What is being asked:
Give back every record below word for word, with the pictures omitted.
Provided data: Begin
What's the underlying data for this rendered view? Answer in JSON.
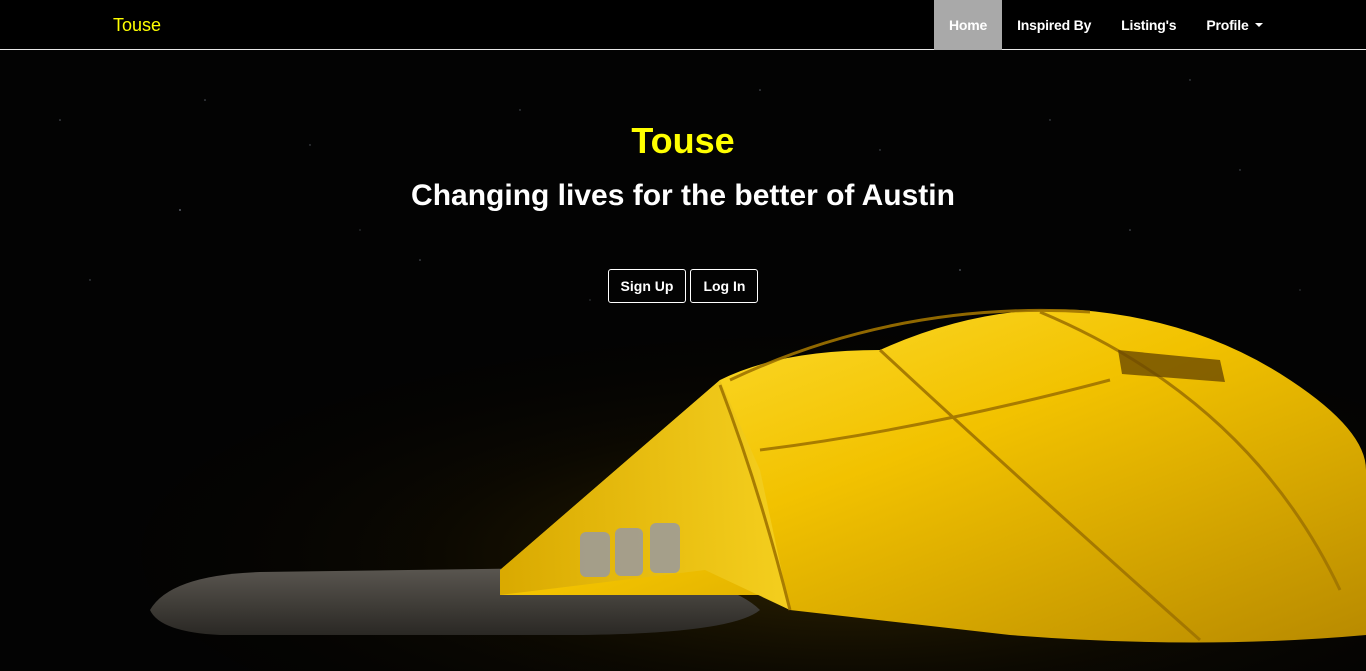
{
  "nav": {
    "brand": "Touse",
    "items": [
      {
        "label": "Home",
        "active": true
      },
      {
        "label": "Inspired By",
        "active": false
      },
      {
        "label": "Listing's",
        "active": false
      },
      {
        "label": "Profile",
        "active": false,
        "dropdown": true
      }
    ]
  },
  "hero": {
    "title": "Touse",
    "subtitle": "Changing lives for the better of Austin",
    "buttons": {
      "signup": "Sign Up",
      "login": "Log In"
    },
    "background": "night-camping-tent-image"
  },
  "colors": {
    "brand": "#ffff00",
    "nav_bg": "#000000",
    "active_bg": "#a9a9a9",
    "text": "#ffffff",
    "tent": "#f2c200"
  }
}
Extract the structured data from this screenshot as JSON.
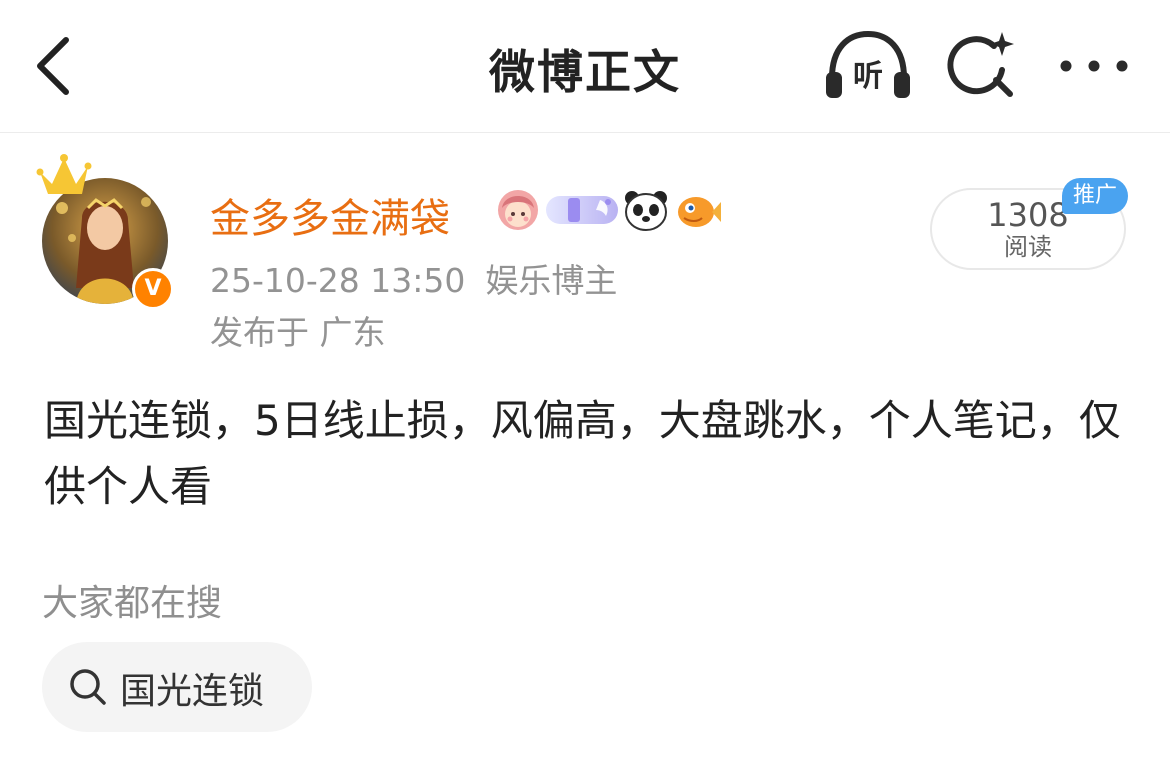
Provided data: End
Solution for this task:
What's the underlying data for this rendered view? Answer in JSON.
{
  "nav": {
    "brand": "Touse",
    "items": [
      {
        "label": "Home",
        "active": true
      },
      {
        "label": "Inspired By",
        "active": false
      },
      {
        "label": "Listing's",
        "active": false
      },
      {
        "label": "Profile",
        "active": false,
        "dropdown": true
      }
    ]
  },
  "hero": {
    "title": "Touse",
    "subtitle": "Changing lives for the better of Austin",
    "buttons": {
      "signup": "Sign Up",
      "login": "Log In"
    },
    "background": "night-camping-tent-image"
  },
  "colors": {
    "brand": "#ffff00",
    "nav_bg": "#000000",
    "active_bg": "#a9a9a9",
    "text": "#ffffff",
    "tent": "#f2c200"
  }
}
Extract the structured data from this screenshot as JSON.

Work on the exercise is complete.